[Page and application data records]
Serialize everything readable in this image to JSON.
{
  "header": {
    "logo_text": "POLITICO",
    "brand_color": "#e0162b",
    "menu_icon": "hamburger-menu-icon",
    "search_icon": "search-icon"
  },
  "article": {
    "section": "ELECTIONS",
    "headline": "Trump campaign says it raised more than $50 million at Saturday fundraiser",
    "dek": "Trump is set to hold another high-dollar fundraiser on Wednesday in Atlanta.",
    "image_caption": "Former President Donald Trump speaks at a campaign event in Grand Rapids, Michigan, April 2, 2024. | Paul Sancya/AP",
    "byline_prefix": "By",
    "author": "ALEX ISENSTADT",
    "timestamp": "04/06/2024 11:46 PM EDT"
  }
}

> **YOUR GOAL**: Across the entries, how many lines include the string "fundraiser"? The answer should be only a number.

> **REPLY TO THE EXERCISE**: 2